[NOTE: This post is part of a series that is intended to provide the reader who may otherwise be unaware of them with a general overview of Biblical prophecy concerning the end times. The series pays special attention to Islamic end times prophecy and current events in the Middle East and world in general – as those events may or may not relate to these prophecies. I do not claim to be an expert on this subject. The majority of what I will be sharing in this series is largely the product of other peoples’ work, and I will cite them accordingly. However, it has been noted by others that I am more well-read on this subject than the average American, and have been asked by several readers to share what I have learned. It is for this purpose that I started writing this series. The posts can be found in a tab at the head of this blog under the title, “Prophecy.” I’ll do my best to stick to what I know and/or can substantiate, and to answer whatever questions arise. The series is meant only to edify. I hope you will find it of interest.]

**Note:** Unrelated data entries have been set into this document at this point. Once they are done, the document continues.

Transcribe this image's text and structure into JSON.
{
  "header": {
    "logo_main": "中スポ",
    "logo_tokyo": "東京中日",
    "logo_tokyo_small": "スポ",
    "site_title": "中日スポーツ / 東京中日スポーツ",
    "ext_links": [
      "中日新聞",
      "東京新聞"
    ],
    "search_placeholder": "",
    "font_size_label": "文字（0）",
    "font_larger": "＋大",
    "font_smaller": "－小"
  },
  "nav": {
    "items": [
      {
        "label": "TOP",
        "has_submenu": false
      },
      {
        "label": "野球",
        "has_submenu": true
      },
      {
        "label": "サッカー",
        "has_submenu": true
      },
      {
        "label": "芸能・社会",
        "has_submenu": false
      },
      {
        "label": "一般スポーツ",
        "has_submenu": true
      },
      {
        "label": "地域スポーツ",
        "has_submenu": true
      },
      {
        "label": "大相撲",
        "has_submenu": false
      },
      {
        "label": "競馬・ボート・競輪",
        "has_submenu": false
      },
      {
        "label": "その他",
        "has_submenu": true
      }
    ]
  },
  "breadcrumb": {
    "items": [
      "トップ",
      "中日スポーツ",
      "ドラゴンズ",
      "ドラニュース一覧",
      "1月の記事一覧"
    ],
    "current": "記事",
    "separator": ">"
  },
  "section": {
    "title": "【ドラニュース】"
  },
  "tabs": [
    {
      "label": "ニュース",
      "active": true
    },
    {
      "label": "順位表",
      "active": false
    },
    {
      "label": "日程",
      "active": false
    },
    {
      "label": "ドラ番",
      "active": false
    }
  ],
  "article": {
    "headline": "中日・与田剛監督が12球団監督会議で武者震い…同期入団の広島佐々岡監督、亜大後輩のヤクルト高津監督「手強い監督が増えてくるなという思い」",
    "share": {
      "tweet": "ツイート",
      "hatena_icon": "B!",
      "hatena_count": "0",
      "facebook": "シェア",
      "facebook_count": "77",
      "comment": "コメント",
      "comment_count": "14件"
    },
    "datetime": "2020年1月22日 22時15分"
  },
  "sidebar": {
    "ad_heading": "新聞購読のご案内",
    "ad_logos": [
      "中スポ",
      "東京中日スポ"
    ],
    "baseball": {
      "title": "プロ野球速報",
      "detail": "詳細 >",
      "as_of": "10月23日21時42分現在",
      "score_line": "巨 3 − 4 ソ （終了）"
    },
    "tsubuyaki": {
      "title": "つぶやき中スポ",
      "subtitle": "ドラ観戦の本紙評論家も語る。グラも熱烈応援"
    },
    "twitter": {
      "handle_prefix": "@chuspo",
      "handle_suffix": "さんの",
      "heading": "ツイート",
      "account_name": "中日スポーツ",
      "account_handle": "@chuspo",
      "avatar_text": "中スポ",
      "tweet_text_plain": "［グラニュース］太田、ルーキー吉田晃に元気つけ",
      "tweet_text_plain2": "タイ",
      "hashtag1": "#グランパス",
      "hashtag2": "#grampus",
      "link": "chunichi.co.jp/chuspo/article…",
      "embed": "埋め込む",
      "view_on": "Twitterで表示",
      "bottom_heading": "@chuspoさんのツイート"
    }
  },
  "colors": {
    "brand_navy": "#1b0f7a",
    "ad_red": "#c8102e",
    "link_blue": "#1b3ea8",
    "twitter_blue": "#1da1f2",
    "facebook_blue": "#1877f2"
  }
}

How to Read Biblical Prophecy
As I stated in my first post of this series, I am not an ‘expert’ on this subject. There are many who have spent far more time studying prophecy than I imagine I ever will. I have no doubt that many who read this will be among that number and, by right, if you are among that number, you should be writing this series rather than me. However, I have spent a great deal of time studying something that most Christians don’t even know about, let alone have bothered to research: Islamic prophecy. What I have learned is that they are the negation of each other. Islamic prophecy is told from the perspective of the Bible’s Anti-Christ. Unfortunately, one must have an understanding of the Bible and Biblical prophecy before this becomes clear. So, because much of it was written more than one thousand years before Islam even existed; and because it has a proven record of accuracy; and because it appears to speak about Islam; I will be writing this series from the perspective of Biblical prophecy and contrasting Islamic prophecy against that of the Bible.
This means that, even before we study what it says, we need to understand a few things about how to read Biblical prophecy. Borrowing from the first chapter of Richardson’s book, Mideast Beast, what we need to understand is:
1 – Keep first things first: do not get the events in prophecy out of order.
2 – Keep it simple: there is no need to make things more complicated than they actually are. Start with those things that are clearest and easiest to understand and build on them from there. Also, understand that, when something is important, the Bible repeats it over and over again, often in different ways. This is so we will not miss the importance of that point.
3 – Build on the full doctrine of Scripture: our understandings must be based on the whole of Scripture; we are not free to pick and chose, or to build explanations that ignore or reject certain aspects of prophecy. We must incorporate them all into our understanding. Do not leave out any part of Scripture.
4 – Remember, Context, Context, Context: we must keep the context of a given Scripture/prophecy in mind when reading it – especially given the difference between ours and the ancient Hebrew culture for who most prophecy was written.
5 – Do not read prophecy as though it were a technical manual: we need to understand the Hebrew culture and how it used allegory, hyperbole and even its history in conveying ideas and meaning. We shouldn’t just take all prophecy at face value because it was not meant to be read or understood in this manner.
6 – Recognize the big picture: the Bible is one long story. It is not a history book about different periods of time, but of God’s ultimate plan from Genesis to Revelation. Prophecy is meant to be understood in relation to this plan.
7 – When God is portrayed as being physically on the Earth, it is God the Son (Jesus): scripture is very clear that God the Father has never been seen by man. So, when Scripture mentions God on Earth, it is referring to a pre-incarnation appearance of Christ, or Jesus after His return.
Finally, there are a few things we need to understand from the Islamic perspective. First, Allah is not Yahweh. I know that Muhammad claimed that Allah is the god of Abraham, which would be the God of the Jews — Yahweh – but Allah is not Yahweh. Likewise, while the Muslims claim to believe in Jesus (they call Him Isa), they deny that He is the risen Son of God. For this reason, Allah could not possibly be Yahweh.